Author’s Corner: Theology, Preaching, and Classical Philosophy
Each week on Credo we welcome you to join us in the Author’s Corner where we will meet a set of authors whose recent books deserve your attention and might even help you grow in your knowledge of theology, history, philosophy, and the scriptures. We hope the Author’s Corner can keep you up-to-date on the most important books published today and where you can find them.
God, Evil and the Limits of Theology (T&T Clark, 2020) by Karen Kilby
Karen Kilby explores the doctrine of the Trinity and issues of evil, suffering and sin. She offers a critique of the lack of respect for mystery found in the most popular Trinitarian thinking of our time. Kilby gives an apophatic reading of Aquinas on the Trinity and offers a distinct next step in the sequence on the Trinity – the appeal of social doctrines of the Trinity lies principally in their ecclesial and political relevance.

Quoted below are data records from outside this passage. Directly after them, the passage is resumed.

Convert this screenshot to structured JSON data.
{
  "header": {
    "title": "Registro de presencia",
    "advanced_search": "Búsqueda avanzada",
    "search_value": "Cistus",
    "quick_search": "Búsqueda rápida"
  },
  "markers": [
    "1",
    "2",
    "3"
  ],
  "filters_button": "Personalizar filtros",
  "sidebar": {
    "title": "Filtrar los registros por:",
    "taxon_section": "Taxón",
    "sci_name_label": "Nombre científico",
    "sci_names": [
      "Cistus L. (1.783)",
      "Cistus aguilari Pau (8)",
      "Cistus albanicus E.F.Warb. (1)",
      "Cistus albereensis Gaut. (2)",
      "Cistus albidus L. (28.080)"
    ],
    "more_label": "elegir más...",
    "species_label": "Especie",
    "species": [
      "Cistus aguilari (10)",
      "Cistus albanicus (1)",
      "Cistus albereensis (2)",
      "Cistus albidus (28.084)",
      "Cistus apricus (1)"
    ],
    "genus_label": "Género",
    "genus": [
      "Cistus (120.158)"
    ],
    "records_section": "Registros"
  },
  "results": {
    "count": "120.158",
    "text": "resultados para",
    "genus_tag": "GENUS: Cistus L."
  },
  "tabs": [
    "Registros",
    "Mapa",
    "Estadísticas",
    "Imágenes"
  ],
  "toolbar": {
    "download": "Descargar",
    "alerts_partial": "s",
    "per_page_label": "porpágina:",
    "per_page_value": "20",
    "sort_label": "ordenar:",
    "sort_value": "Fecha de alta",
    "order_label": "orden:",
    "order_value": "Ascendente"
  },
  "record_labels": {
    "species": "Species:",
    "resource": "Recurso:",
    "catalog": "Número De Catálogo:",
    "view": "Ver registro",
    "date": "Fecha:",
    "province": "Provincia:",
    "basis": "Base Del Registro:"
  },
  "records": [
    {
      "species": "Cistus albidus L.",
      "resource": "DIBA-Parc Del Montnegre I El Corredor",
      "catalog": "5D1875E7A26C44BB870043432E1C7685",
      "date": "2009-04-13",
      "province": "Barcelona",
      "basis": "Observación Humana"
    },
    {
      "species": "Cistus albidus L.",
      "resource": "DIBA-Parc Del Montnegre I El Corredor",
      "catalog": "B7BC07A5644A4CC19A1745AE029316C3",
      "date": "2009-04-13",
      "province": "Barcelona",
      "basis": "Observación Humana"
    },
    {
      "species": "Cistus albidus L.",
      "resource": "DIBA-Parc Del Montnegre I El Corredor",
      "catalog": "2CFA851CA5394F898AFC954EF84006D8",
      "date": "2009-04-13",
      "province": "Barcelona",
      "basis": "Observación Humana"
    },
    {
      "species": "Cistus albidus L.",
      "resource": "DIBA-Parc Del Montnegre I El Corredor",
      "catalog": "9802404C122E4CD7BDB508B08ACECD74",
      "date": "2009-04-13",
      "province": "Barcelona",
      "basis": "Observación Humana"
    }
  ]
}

She engages with Miroslav Volf’s famous ‘The Trinity is our social program’ essay and addresses the question of what an alternative politics of an apophatic theology of the Trinity might look like.
The essays explore the question of theodicy and argue that evil poses a question to Christians and Christian’s theology which can neither be answered nor dismissed. Kilby argues that Christians must live with this mystery, this lack of resolution, rather than trying to diminish the gravity of evil, or allowing evil to dictate their conception of God’s goodness or power. By offering a critical reading of Hans Urs von Balthasar and Julian of Norwich she explores the question of whether Christianity can avoid giving a positive valuation to suffering, and concludes the two represent two different strands within the Christian tradition in relation to thought on suffering.
Small Preaching: 25 Little Things You Can Do Now to Make You a Better Preacher (Lexham, 2021) by Jonathan T. Pennington
Is bigger always better?
It’s not often that we hear the virtues of the small. Our culture teaches that bigger is better—and that includes church ministry and preaching, too. But what if rather than swinging for the fences, preachers focused on improving their sermons through small habits, practices, and exercises? What if smaller is better?
In a world where “small” isn’t always celebrated, Jonathan T. Pennington provides Small Preaching, a short book of simple tips that can have revolutionary effects over time. Pennington offers preachers 25 words of wisdom that will help shape their preaching for the better.
Classical Philosophy: A history of philosophy without any gaps, Volume 1 (Oxford, 2014) by Peter Adamson
Classical Philosophy is the first of a series of books in which Peter Adamson aims ultimately to present a complete history of philosophy, more thoroughly but also more enjoyably than ever before. In short, lively chapters, based on the popular History of Philosophy podcast, he offers an accessible, humorous, and detailed look at the emergence of philosophy with the Presocratics, the probing questions of Socrates, and the first full flowering of philosophy with the dialogues of Plato and the treatises of Aristotle. The story is told “without any gaps,” discussing not only such major figures but also less commonly discussed topics like the Hippocratic Corpus, the Platonic Academy, and the role of women in ancient philosophy. Within the thought of Plato and Aristotle, the reader will find in-depth introductions to major works, such as the Republic and the Nicomachean Ethics, which are treated in detail that is unusual in an introduction to ancient philosophy. Adamson looks at fascinating but less frequently read Platonic dialogues like the Charmides and Cratylus, and Aristotle’s ideas in zoology and poetics. This full coverage allows him to tackle ancient discussions in all areas of philosophy, including epistemology, metaphysics, philosophy of language, philosophy of science, ethics and politics. Attention is also given to the historical and literary context of classical philosophy, with exploration of how early Greek cosmology responded to the poets Homer and Hesiod, how Socrates was presented by the comic playwright Aristophanes and the historian Xenophon, and how events in Greek history may have influenced Plato’s thought. This is a new kind of history which will bring philosophy to life for all readers, including those coming to the subject for the first time.